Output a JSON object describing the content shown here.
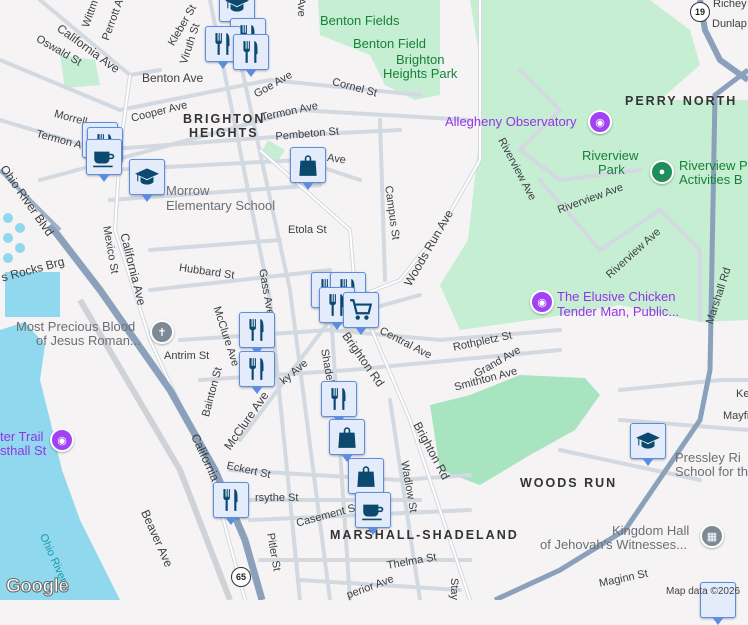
{
  "map": {
    "colors": {
      "background": "#f5f3f3",
      "park": "#c5eed3",
      "water": "#8fd8ee",
      "highway": "#8aa0bb",
      "road": "#ffffff",
      "marker": "#0b4a6e",
      "poi_purple": "#9334e6"
    },
    "streets": [
      "California Ave",
      "Oswald St",
      "Wittm",
      "Perrott A",
      "Kleber St",
      "Viruth St",
      "Benton Ave",
      "Goe Ave",
      "Cornel St",
      "Cooper Ave",
      "Termon Ave",
      "Morrell",
      "Termon A",
      "Pembeton St",
      "Ave",
      "Etola St",
      "Campus St",
      "Woods Run Ave",
      "Hubbard St",
      "Mexico St",
      "California Ave",
      "Gass Ave",
      "Ohio River Blvd",
      "s Rocks Brg",
      "Antrim St",
      "McClure Ave",
      "Bainton St",
      "McClure Ave",
      "California",
      "Eckert St",
      "rsythe St",
      "Casement St",
      "Pitler St",
      "Beaver Ave",
      "Shadeland",
      "Brighton Rd",
      "Brighton Rd",
      "Central Ave",
      "Rothpletz St",
      "Grand Ave",
      "Smithton Ave",
      "Wadlow St",
      "Thelma St",
      "Maginn St",
      "Stay",
      "Riverview Ave",
      "Riverview Ave",
      "Riverview Ave",
      "Marshall Rd",
      "Ke",
      "Mayfi",
      "Richey A",
      "Dunlap",
      "perior Ave",
      "Ave",
      "ky Ave"
    ],
    "water_label": "Ohio River",
    "neighborhoods": {
      "brighton_heights_1": "BRIGHTON",
      "brighton_heights_2": "HEIGHTS",
      "perry_north": "PERRY NORTH",
      "woods_run": "WOODS RUN",
      "marshall_shadeland": "MARSHALL-SHADELAND"
    },
    "parks": {
      "benton_fields": "Benton Fields",
      "benton_field": "Benton Field",
      "brighton_heights_park_1": "Brighton",
      "brighton_heights_park_2": "Heights Park",
      "riverview_1": "Riverview",
      "riverview_2": "Park"
    },
    "pois": {
      "observatory": "Allegheny Observatory",
      "chicken_1": "The Elusive Chicken",
      "chicken_2": "Tender Man, Public...",
      "trail_1": "ter Trail",
      "trail_2": "sthall St",
      "morrow_1": "Morrow",
      "morrow_2": "Elementary School",
      "church_1": "Most Precious Blood",
      "church_2": "of Jesus Roman...",
      "pressley_1": "Pressley Ri",
      "pressley_2": "School for th",
      "kingdom_1": "Kingdom Hall",
      "kingdom_2": "of Jehovah's Witnesses...",
      "riverview_act_1": "Riverview P",
      "riverview_act_2": "Activities B"
    },
    "shields": {
      "route_65": "65",
      "route_19": "19"
    },
    "attribution": "Map data ©2026",
    "logo": "Google",
    "markers": [
      "school",
      "restaurant",
      "restaurant",
      "restaurant",
      "restaurant",
      "restaurant",
      "coffee",
      "school",
      "shopping",
      "restaurant",
      "restaurant",
      "restaurant",
      "grocery",
      "restaurant",
      "restaurant",
      "restaurant",
      "shopping",
      "shopping",
      "coffee",
      "restaurant",
      "school"
    ]
  }
}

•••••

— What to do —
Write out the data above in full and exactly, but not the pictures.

— Task solution —
Output a JSON object describing the content shown here.
{
  "map": {
    "colors": {
      "background": "#f5f3f3",
      "park": "#c5eed3",
      "water": "#8fd8ee",
      "highway": "#8aa0bb",
      "road": "#ffffff",
      "marker": "#0b4a6e",
      "poi_purple": "#9334e6"
    },
    "streets": [
      "California Ave",
      "Oswald St",
      "Wittm",
      "Perrott A",
      "Kleber St",
      "Viruth St",
      "Benton Ave",
      "Goe Ave",
      "Cornel St",
      "Cooper Ave",
      "Termon Ave",
      "Morrell",
      "Termon A",
      "Pembeton St",
      "Ave",
      "Etola St",
      "Campus St",
      "Woods Run Ave",
      "Hubbard St",
      "Mexico St",
      "California Ave",
      "Gass Ave",
      "Ohio River Blvd",
      "s Rocks Brg",
      "Antrim St",
      "McClure Ave",
      "Bainton St",
      "McClure Ave",
      "California",
      "Eckert St",
      "rsythe St",
      "Casement St",
      "Pitler St",
      "Beaver Ave",
      "Shadeland",
      "Brighton Rd",
      "Brighton Rd",
      "Central Ave",
      "Rothpletz St",
      "Grand Ave",
      "Smithton Ave",
      "Wadlow St",
      "Thelma St",
      "Maginn St",
      "Stay",
      "Riverview Ave",
      "Riverview Ave",
      "Riverview Ave",
      "Marshall Rd",
      "Ke",
      "Mayfi",
      "Richey A",
      "Dunlap",
      "perior Ave",
      "Ave",
      "ky Ave"
    ],
    "water_label": "Ohio River",
    "neighborhoods": {
      "brighton_heights_1": "BRIGHTON",
      "brighton_heights_2": "HEIGHTS",
      "perry_north": "PERRY NORTH",
      "woods_run": "WOODS RUN",
      "marshall_shadeland": "MARSHALL-SHADELAND"
    },
    "parks": {
      "benton_fields": "Benton Fields",
      "benton_field": "Benton Field",
      "brighton_heights_park_1": "Brighton",
      "brighton_heights_park_2": "Heights Park",
      "riverview_1": "Riverview",
      "riverview_2": "Park"
    },
    "pois": {
      "observatory": "Allegheny Observatory",
      "chicken_1": "The Elusive Chicken",
      "chicken_2": "Tender Man, Public...",
      "trail_1": "ter Trail",
      "trail_2": "sthall St",
      "morrow_1": "Morrow",
      "morrow_2": "Elementary School",
      "church_1": "Most Precious Blood",
      "church_2": "of Jesus Roman...",
      "pressley_1": "Pressley Ri",
      "pressley_2": "School for th",
      "kingdom_1": "Kingdom Hall",
      "kingdom_2": "of Jehovah's Witnesses...",
      "riverview_act_1": "Riverview P",
      "riverview_act_2": "Activities B"
    },
    "shields": {
      "route_65": "65",
      "route_19": "19"
    },
    "attribution": "Map data ©2026",
    "logo": "Google",
    "markers": [
      "school",
      "restaurant",
      "restaurant",
      "restaurant",
      "restaurant",
      "restaurant",
      "coffee",
      "school",
      "shopping",
      "restaurant",
      "restaurant",
      "restaurant",
      "grocery",
      "restaurant",
      "restaurant",
      "restaurant",
      "shopping",
      "shopping",
      "coffee",
      "restaurant",
      "school"
    ]
  }
}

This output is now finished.